But their game-day commute takes about 20 minutes - the walk from their front door to their seats.

A year ago, Holton, 42, who runs a private equity firm, purchased a then-modest two-bedroom home overlooking Lombardi Ave. He gutted it, blew out the back of the house, added 900 square feet, put in magnificent sliding glass doors, hickory floors, top-of-the-line kitchen equipment - hey, a guy has to eat - and outfitted the joint in Packers paraphernalia, everything from vintage black-and-white photos to helmets.

And, he added a few special touches, such as a beer tap plugged into the outside of the garage - "pretty sweet, isn't it?" he says - an outdoor horseshoe pit, and enough space in the family room to accommodate a full-length antique pool table.

Holton is aware that if more party houses rise in the neighborhood, the feel and charm of Lambeau might change.

"If other people want to do it, that's their business," he says. "We enjoy this from a personal standpoint. I don't rent my home out. It's something I do for my family."

On another side of Lambeau there's another sign of change.

Don and Mary Terrien have lived off Valley View Road in Lambeau's shadow for nearly 40 seasons, in a comfortable home on a two-acre piece of land that backs up to the stadium parking lot. On game days, they're outside, helping cars maneuver on their lawn. They can pack in 150 a game.

"I charge $22," says Don Terrien, 59, a salesman for Klement's Sausage. "If you're a friend, it's free."

But this is the last season they'll be parking cars. The Terriens sold out to the Packers in June for $2.05 million. In April, they'll move out for good and the property will likely be paved over for more parking at Lambeau.

The Terriens didn't turn their backs on their longtime customers, though. They arranged for them to get spots in the new lot.

"Things change," Don Terrien says. "Not much you can do about that."

Others who live near the Packers' parking lots are keeping their eyes glued to the real estate market. A house that might be worth $130,000 could sell for more if it's turned into Lambeau parking spaces.

"I don't want to sell," says Gary R. Mommaerts, 72, who moved onto Stadium Drive in 1961 when a three-bedroom home cost $12,500. Back then, the neighborhood consisted of one football stadium, a large parking lot, some homes and lots of farmland.

"There was no gravel on the streets," Mommaerts says. "Now, the trees have gotten bigger. But the homeowners are still first generation."

On some game days, Mommaerts can be found in his backyard, sitting in a lawn chair, watching the Packers game on a big-screen television, the actual roar of the crowd echoing in the distance. It's not too far-fetched to imagine that in a few years, the house and yard might be gone, paved over for parking.

Over on True Lane, Jody Laehn lives with her husband and two sons in the home her father built in 1968.

"When I was little, we used to park cars for 50 cents," she says. "I remember holding a sign that said, 'Easy Out.' Now, we're at $20. Parking pays for college tuition."

She's not worried about what the future may bring to her neighborhood.
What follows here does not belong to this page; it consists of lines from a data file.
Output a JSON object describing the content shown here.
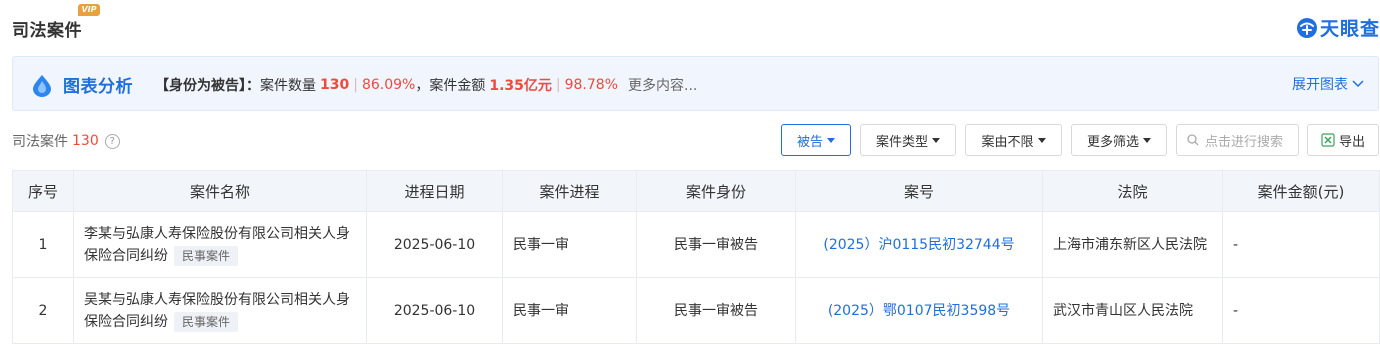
{
  "header": {
    "title": "司法案件",
    "vip_badge": "VIP",
    "brand": "天眼查",
    "brand_color": "#1f6fe0"
  },
  "banner": {
    "title": "图表分析",
    "role_label": "【身份为被告】：",
    "count_label": "案件数量",
    "count_value": "130",
    "count_pct": "86.09%",
    "amount_label": "，案件金额",
    "amount_value": "1.35亿元",
    "amount_pct": "98.78%",
    "more": "更多内容...",
    "expand": "展开图表"
  },
  "toolbar": {
    "label": "司法案件",
    "count": "130",
    "help_icon": "?",
    "filter_defendant": "被告",
    "filter_case_type": "案件类型",
    "filter_cause": "案由不限",
    "filter_more": "更多筛选",
    "search_placeholder": "点击进行搜索",
    "export": "导出"
  },
  "table": {
    "headers": [
      "序号",
      "案件名称",
      "进程日期",
      "案件进程",
      "案件身份",
      "案号",
      "法院",
      "案件金额(元)"
    ],
    "rows": [
      {
        "index": "1",
        "name": "李某与弘康人寿保险股份有限公司相关人身保险合同纠纷",
        "tag": "民事案件",
        "date": "2025-06-10",
        "stage": "民事一审",
        "role": "民事一审被告",
        "case_no": "(2025）沪0115民初32744号",
        "court": "上海市浦东新区人民法院",
        "amount": "-"
      },
      {
        "index": "2",
        "name": "吴某与弘康人寿保险股份有限公司相关人身保险合同纠纷",
        "tag": "民事案件",
        "date": "2025-06-10",
        "stage": "民事一审",
        "role": "民事一审被告",
        "case_no": "(2025）鄂0107民初3598号",
        "court": "武汉市青山区人民法院",
        "amount": "-"
      }
    ]
  }
}
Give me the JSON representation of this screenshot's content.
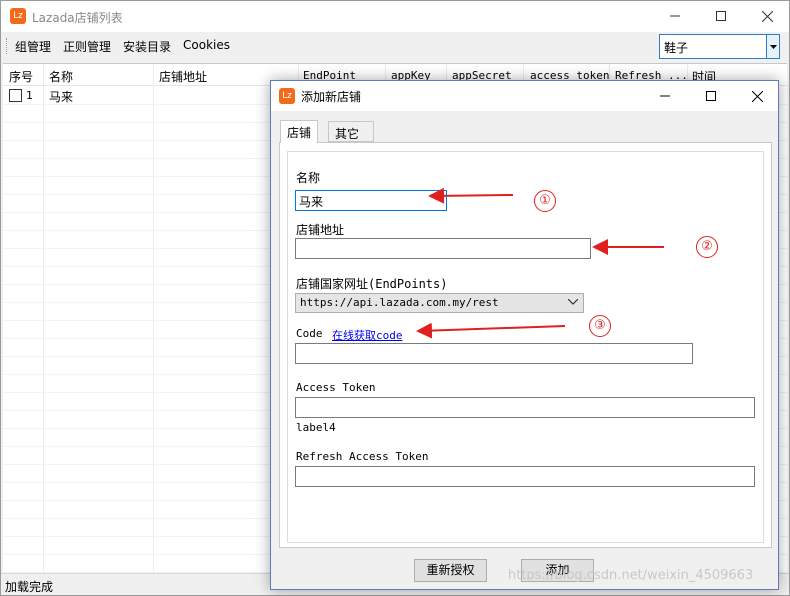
{
  "main": {
    "title": "Lazada店铺列表",
    "icon_letter": "Lz",
    "menu": [
      "组管理",
      "正则管理",
      "安装目录",
      "Cookies"
    ],
    "group_select": "鞋子",
    "columns": [
      "序号",
      "名称",
      "店铺地址",
      "EndPoint",
      "appKey",
      "appSecret",
      "access_token",
      "Refresh ...",
      "时间"
    ],
    "rows": [
      {
        "index": "1",
        "name": "马来",
        "checked": false
      }
    ],
    "status": "加载完成"
  },
  "dialog": {
    "title": "添加新店铺",
    "tabs": [
      "店铺",
      "其它"
    ],
    "name_label": "名称",
    "name_value": "马来",
    "address_label": "店铺地址",
    "address_value": "",
    "endpoint_label": "店铺国家网址(EndPoints)",
    "endpoint_value": "https://api.lazada.com.my/rest",
    "code_label": "Code",
    "code_link": "在线获取code",
    "code_value": "",
    "access_token_label": "Access Token",
    "access_token_value": "",
    "label4": "label4",
    "refresh_token_label": "Refresh Access Token",
    "refresh_token_value": "",
    "reauth_button": "重新授权",
    "add_button": "添加"
  },
  "annotations": [
    "①",
    "②",
    "③"
  ],
  "watermark": "https://blog.csdn.net/weixin_4509663",
  "colors": {
    "annotation": "#e02020",
    "focus": "#0078d7",
    "app_icon": "#f26a1b"
  }
}
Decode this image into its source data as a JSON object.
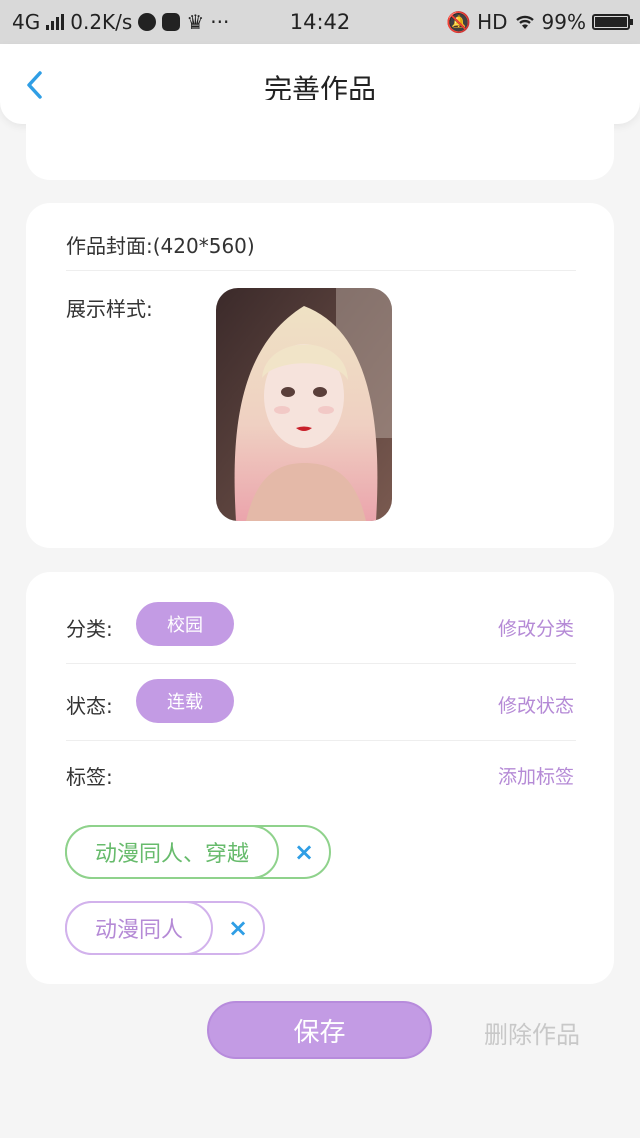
{
  "statusbar": {
    "network": "4G",
    "speed": "0.2K/s",
    "more": "···",
    "time": "14:42",
    "hd": "HD",
    "battery_level": 0.99,
    "battery": "99%"
  },
  "header": {
    "title": "完善作品"
  },
  "cover": {
    "label": "作品封面:",
    "size": "(420*560)",
    "style_label": "展示样式:"
  },
  "category": {
    "label": "分类:",
    "value": "校园",
    "action": "修改分类"
  },
  "status": {
    "label": "状态:",
    "value": "连载",
    "action": "修改状态"
  },
  "tags": {
    "label": "标签:",
    "action": "添加标签",
    "items": [
      {
        "text": "动漫同人、穿越",
        "remove": "×"
      },
      {
        "text": "动漫同人",
        "remove": "×"
      }
    ]
  },
  "footer": {
    "save": "保存",
    "delete": "删除作品"
  },
  "colors": {
    "accent": "#c39be4",
    "link": "#b58ad6",
    "close": "#2f9ee5",
    "tag_green": "#8fd28c"
  }
}
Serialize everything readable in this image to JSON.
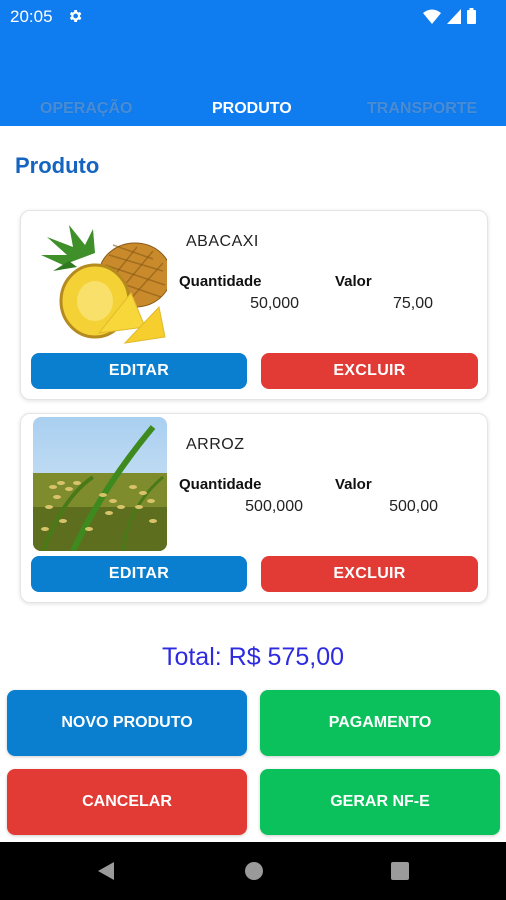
{
  "status_bar": {
    "time": "20:05",
    "gear_icon": "gear-icon",
    "wifi_icon": "wifi-icon",
    "signal_icon": "signal-icon",
    "battery_icon": "battery-icon"
  },
  "tabs": [
    {
      "label": "OPERAÇÃO",
      "active": false
    },
    {
      "label": "PRODUTO",
      "active": true
    },
    {
      "label": "TRANSPORTE",
      "active": false
    }
  ],
  "page_title": "Produto",
  "products": [
    {
      "name": "ABACAXI",
      "qty_label": "Quantidade",
      "value_label": "Valor",
      "quantity": "50,000",
      "value": "75,00",
      "edit_label": "EDITAR",
      "delete_label": "EXCLUIR",
      "image": "pineapple-image"
    },
    {
      "name": "ARROZ",
      "qty_label": "Quantidade",
      "value_label": "Valor",
      "quantity": "500,000",
      "value": "500,00",
      "edit_label": "EDITAR",
      "delete_label": "EXCLUIR",
      "image": "rice-plant-image"
    }
  ],
  "total": "Total: R$ 575,00",
  "actions": {
    "new_product": "NOVO PRODUTO",
    "payment": "PAGAMENTO",
    "cancel": "CANCELAR",
    "generate_nfe": "GERAR NF-E"
  },
  "colors": {
    "app_bar": "#0f7cf0",
    "primary_button": "#0a7fd0",
    "danger_button": "#e23b36",
    "success_button": "#0bc15c",
    "total_text": "#2d2adf",
    "title": "#1565c0"
  },
  "nav_bar": {
    "back_icon": "back-triangle-icon",
    "home_icon": "home-circle-icon",
    "recents_icon": "recents-square-icon"
  }
}
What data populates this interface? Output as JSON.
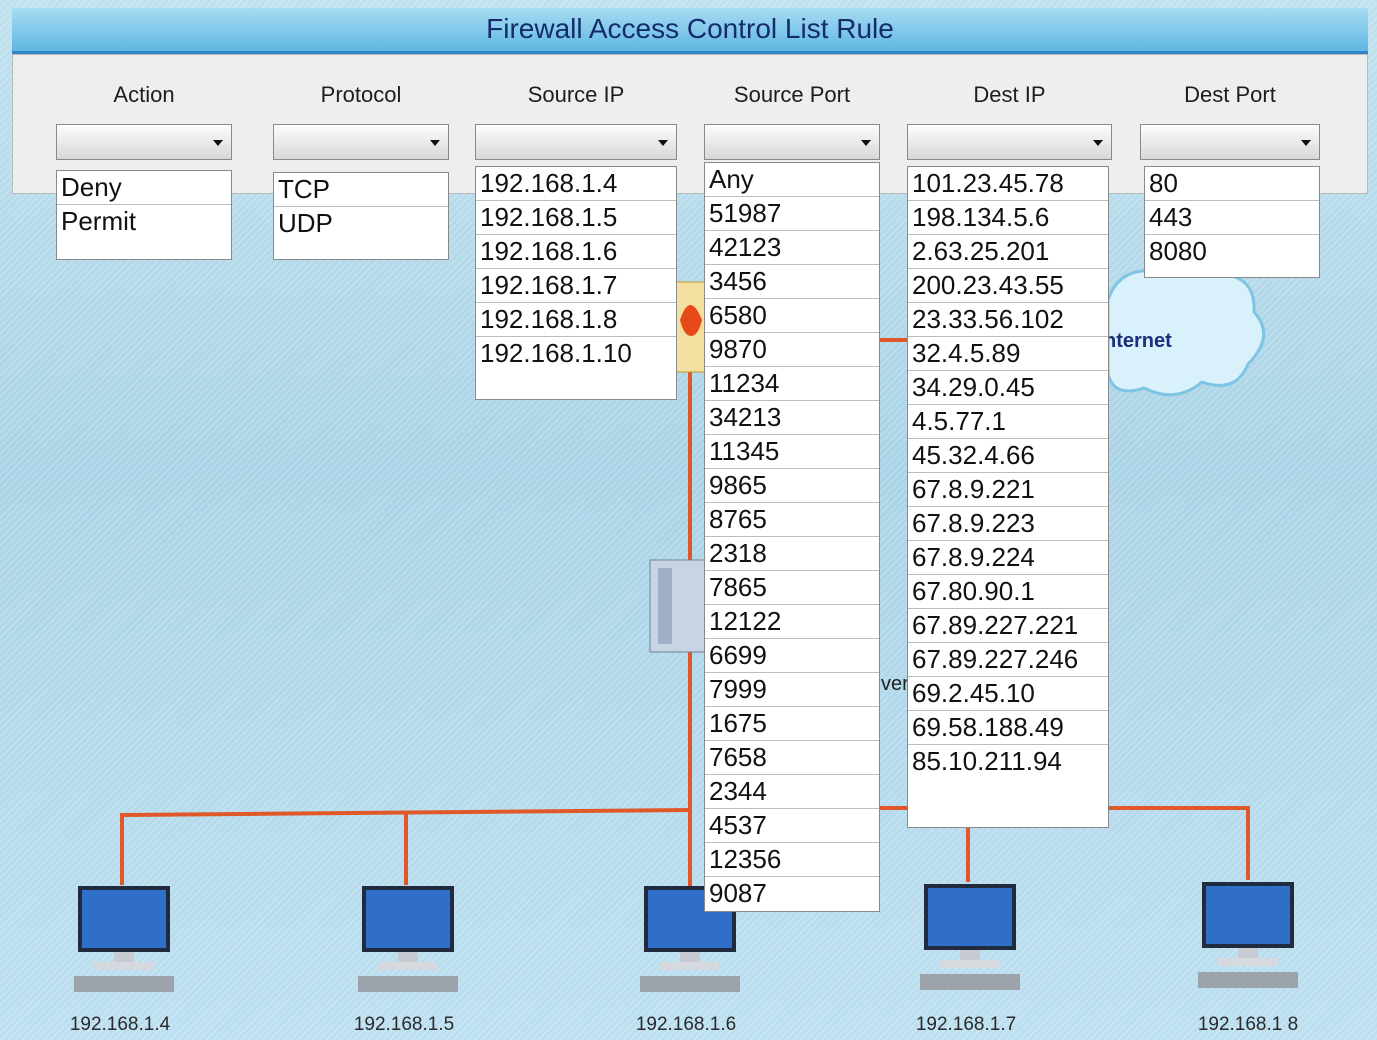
{
  "window": {
    "title": "Firewall Access Control List Rule"
  },
  "columns": [
    {
      "id": "action",
      "header": "Action",
      "options": [
        "Deny",
        "Permit"
      ]
    },
    {
      "id": "protocol",
      "header": "Protocol",
      "options": [
        "TCP",
        "UDP"
      ]
    },
    {
      "id": "source_ip",
      "header": "Source IP",
      "options": [
        "192.168.1.4",
        "192.168.1.5",
        "192.168.1.6",
        "192.168.1.7",
        "192.168.1.8",
        "192.168.1.10"
      ]
    },
    {
      "id": "source_port",
      "header": "Source Port",
      "options": [
        "Any",
        "51987",
        "42123",
        "3456",
        "6580",
        "9870",
        "11234",
        "34213",
        "11345",
        "9865",
        "8765",
        "2318",
        "7865",
        "12122",
        "6699",
        "7999",
        "1675",
        "7658",
        "2344",
        "4537",
        "12356",
        "9087"
      ]
    },
    {
      "id": "dest_ip",
      "header": "Dest IP",
      "options": [
        "101.23.45.78",
        "198.134.5.6",
        "2.63.25.201",
        "200.23.43.55",
        "23.33.56.102",
        "32.4.5.89",
        "34.29.0.45",
        "4.5.77.1",
        "45.32.4.66",
        "67.8.9.221",
        "67.8.9.223",
        "67.8.9.224",
        "67.80.90.1",
        "67.89.227.221",
        "67.89.227.246",
        "69.2.45.10",
        "69.58.188.49",
        "85.10.211.94"
      ]
    },
    {
      "id": "dest_port",
      "header": "Dest Port",
      "options": [
        "80",
        "443",
        "8080"
      ]
    }
  ],
  "dropdowns": {
    "action": {
      "selected": ""
    },
    "protocol": {
      "selected": ""
    },
    "source_ip": {
      "selected": ""
    },
    "source_port": {
      "selected": ""
    },
    "dest_ip": {
      "selected": ""
    },
    "dest_port": {
      "selected": ""
    }
  },
  "network": {
    "cloud_label": "nternet",
    "server_label_fragment": "ver",
    "computers": [
      "192.168.1.4",
      "192.168.1.5",
      "192.168.1.6",
      "192.168.1.7",
      "192.168.1 8"
    ]
  },
  "colors": {
    "title_text": "#142d6a",
    "title_bar": "#5fb7e3",
    "cable": "#e0582a",
    "panel": "#eeeeee"
  },
  "icons": {
    "dropdown_arrow": "chevron-down-icon",
    "computer": "desktop-computer-icon",
    "cloud": "cloud-icon",
    "server": "server-icon",
    "firewall": "firewall-icon"
  }
}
It's still quiet most days, an idyllic suburb. And she has her memories of growing up around Lambeau.

"I've always seen it out my window," she says. "When I was little we'd run around and play in there. We'd run all over the field. Now, it's sacred."